Last week, in U.S. v. Newman, the U.S. Court of Appeals for the Second Circuit reversed the convictions of two hedge fund managers who had been found guilty of insider trading as “remote tippees” that is, for trading on confidential information that they had received only indirectly -- from other hedge fund managers who in turn had received that information from insiders at the companies whose stock they traded.

Newman’s central holding is that, in a criminal case, the Government must prove that the defendant “knew, or deliberately avoided knowing,” that a company insider’s improper disclosure of confidential information was made in exchange for a “personal benefit” to that insider. The Court of Appeals also held that the “personal benefit” to the insider cannot be simply vague goodwill, but “must be of some consequence.” These requirements are designed to ensure that insider trading convictions are not the result of trading on, for example, deliberate corporate “leaks” of normally confidential financial information (as was apparently the case in Newman), or purely inadvertent disclosures.

This decision could lead to the reversal of several prior convictions and guilty pleas, and will make it harder in the future for the Government to prove insider trading against “tippees” and especially “remote tippees” who do not deal directly with the original source of the information.

But three aspects of the Court’s decision suggest that its practical implications may be less sweeping than some have predicted.
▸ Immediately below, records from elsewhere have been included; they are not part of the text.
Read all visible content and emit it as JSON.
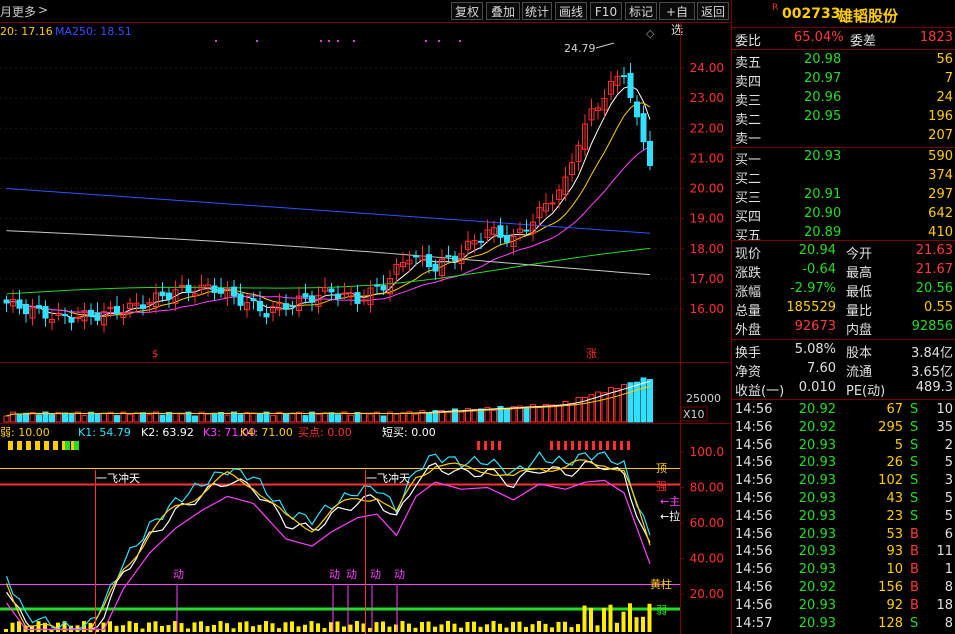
{
  "toolbar": {
    "left_labels": [
      "月",
      "更多",
      ">"
    ],
    "buttons": [
      "复权",
      "叠加",
      "统计",
      "画线",
      "F10",
      "标记",
      "+自选",
      "返回"
    ]
  },
  "price_chart": {
    "ma_legend": [
      {
        "label": "20: 17.16",
        "color": "#ffcc00"
      },
      {
        "label": "MA250: 18.51",
        "color": "#3050ff"
      }
    ],
    "y_ticks": [
      "24.00",
      "23.00",
      "22.00",
      "21.00",
      "20.00",
      "19.00",
      "18.00",
      "17.00",
      "16.00"
    ],
    "high_annotation": "24.79",
    "markers": [
      "$",
      "涨"
    ]
  },
  "volume_chart": {
    "y_tick": "25000",
    "unit_label": "X10"
  },
  "indicator": {
    "legend": [
      {
        "label": "弱: 10.00",
        "color": "#ffcc00"
      },
      {
        "label": "K1: 54.79",
        "color": "#30e0ff"
      },
      {
        "label": "K2: 63.92",
        "color": "#ffffff"
      },
      {
        "label": "K3: 71.00",
        "color": "#ff40ff"
      },
      {
        "label": "K4: 71.00",
        "color": "#ffcc00"
      },
      {
        "label": "买点: 0.00",
        "color": "#ff3030"
      },
      {
        "label": "短买: 0.00",
        "color": "#ffffff"
      }
    ],
    "y_ticks": [
      "100.0",
      "80.00",
      "60.00",
      "40.00",
      "20.00"
    ],
    "right_labels": [
      "顶",
      "强",
      "←主",
      "←拉",
      "黄柱",
      "弱"
    ],
    "annotations": [
      "一飞冲天",
      "一飞冲天",
      "动",
      "动",
      "动",
      "动",
      "动"
    ]
  },
  "stock": {
    "badge": "R",
    "code": "002733",
    "name": "雄韬股份",
    "weibi_label": "委比",
    "weibi_value": "65.04%",
    "weicha_label": "委差",
    "weicha_value": "1823",
    "asks": [
      {
        "label": "卖五",
        "price": "20.98",
        "vol": "56"
      },
      {
        "label": "卖四",
        "price": "20.97",
        "vol": "7"
      },
      {
        "label": "卖三",
        "price": "20.96",
        "vol": "24"
      },
      {
        "label": "卖二",
        "price": "20.95",
        "vol": "196"
      },
      {
        "label": "卖一",
        "price": "",
        "vol": "207"
      }
    ],
    "bids": [
      {
        "label": "买一",
        "price": "20.93",
        "vol": "590"
      },
      {
        "label": "买二",
        "price": "",
        "vol": "374"
      },
      {
        "label": "买三",
        "price": "20.91",
        "vol": "297"
      },
      {
        "label": "买四",
        "price": "20.90",
        "vol": "642"
      },
      {
        "label": "买五",
        "price": "20.89",
        "vol": "410"
      }
    ],
    "quote": [
      {
        "l1": "现价",
        "v1": "20.94",
        "c1": "g",
        "l2": "今开",
        "v2": "21.63",
        "c2": "r"
      },
      {
        "l1": "涨跌",
        "v1": "-0.64",
        "c1": "g",
        "l2": "最高",
        "v2": "21.67",
        "c2": "r"
      },
      {
        "l1": "涨幅",
        "v1": "-2.97%",
        "c1": "g",
        "l2": "最低",
        "v2": "20.56",
        "c2": "g"
      },
      {
        "l1": "总量",
        "v1": "185529",
        "c1": "y",
        "l2": "量比",
        "v2": "0.55",
        "c2": "y"
      },
      {
        "l1": "外盘",
        "v1": "92673",
        "c1": "r",
        "l2": "内盘",
        "v2": "92856",
        "c2": "g"
      }
    ],
    "stats": [
      {
        "l1": "换手",
        "v1": "5.08%",
        "l2": "股本",
        "v2": "3.84亿"
      },
      {
        "l1": "净资",
        "v1": "7.60",
        "l2": "流通",
        "v2": "3.65亿"
      },
      {
        "l1": "收益(一)",
        "v1": "0.010",
        "l2": "PE(动)",
        "v2": "489.3"
      }
    ],
    "ticks": [
      {
        "time": "14:56",
        "price": "20.92",
        "vol": "67",
        "side": "S",
        "n": "10"
      },
      {
        "time": "14:56",
        "price": "20.92",
        "vol": "295",
        "side": "S",
        "n": "35"
      },
      {
        "time": "14:56",
        "price": "20.93",
        "vol": "5",
        "side": "S",
        "n": "2"
      },
      {
        "time": "14:56",
        "price": "20.93",
        "vol": "26",
        "side": "S",
        "n": "5"
      },
      {
        "time": "14:56",
        "price": "20.93",
        "vol": "102",
        "side": "S",
        "n": "3"
      },
      {
        "time": "14:56",
        "price": "20.93",
        "vol": "43",
        "side": "S",
        "n": "5"
      },
      {
        "time": "14:56",
        "price": "20.93",
        "vol": "23",
        "side": "S",
        "n": "5"
      },
      {
        "time": "14:56",
        "price": "20.93",
        "vol": "53",
        "side": "B",
        "n": "6"
      },
      {
        "time": "14:56",
        "price": "20.93",
        "vol": "93",
        "side": "B",
        "n": "11"
      },
      {
        "time": "14:56",
        "price": "20.93",
        "vol": "10",
        "side": "B",
        "n": "1"
      },
      {
        "time": "14:56",
        "price": "20.92",
        "vol": "156",
        "side": "B",
        "n": "8"
      },
      {
        "time": "14:56",
        "price": "20.93",
        "vol": "92",
        "side": "B",
        "n": "18"
      },
      {
        "time": "14:57",
        "price": "20.93",
        "vol": "128",
        "side": "S",
        "n": "8"
      }
    ]
  },
  "colors": {
    "up": "#ff3030",
    "down": "#30e0ff",
    "ma5": "#ffffff",
    "ma10": "#ffcc00",
    "ma20": "#ff40ff",
    "ma60": "#22dd22",
    "ma120": "#c8c8c8",
    "ma250": "#3050ff",
    "border": "#7a0000"
  }
}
  • First, the Court’s notable reference to a “willful blindness” form of knowledge (“deliberately avoided knowing”) indicates that a remote tippee cannot avoid liability simply by choosing not to question the source of improper information. Legal and compliance personnel should be sensitive to this reference to willful blindness.
  • Second, when the Securities and Exchange Commission (SEC) charges a defendant with insider trading, the SEC needs to prove that the defendant acted only “recklessly,” rather than “willfully” in a criminal case. Since “recklessness” is easier to prove than the “willful blindness” form of willfulness discussed above, this distinction suggests that remote tippees may be susceptible to civil insider trading charges by the SEC, even if the U.S. Department of Justice chooses not to pursue them criminally.
  • Finally, the Newman decision presents the unusual and even perverse case where the remote tippees were prosecuted criminally even though the insiders who supposedly breached their duties by disclosing confidential information had not been “charged administratively, civilly, or criminally for insider trading or any other wrongdoing” -- as the Court of Appeals put it emphatically. Remote tippees should recognize the extraordinary nature of this fact pattern, which the Government and the SEC likely will avoid in the future.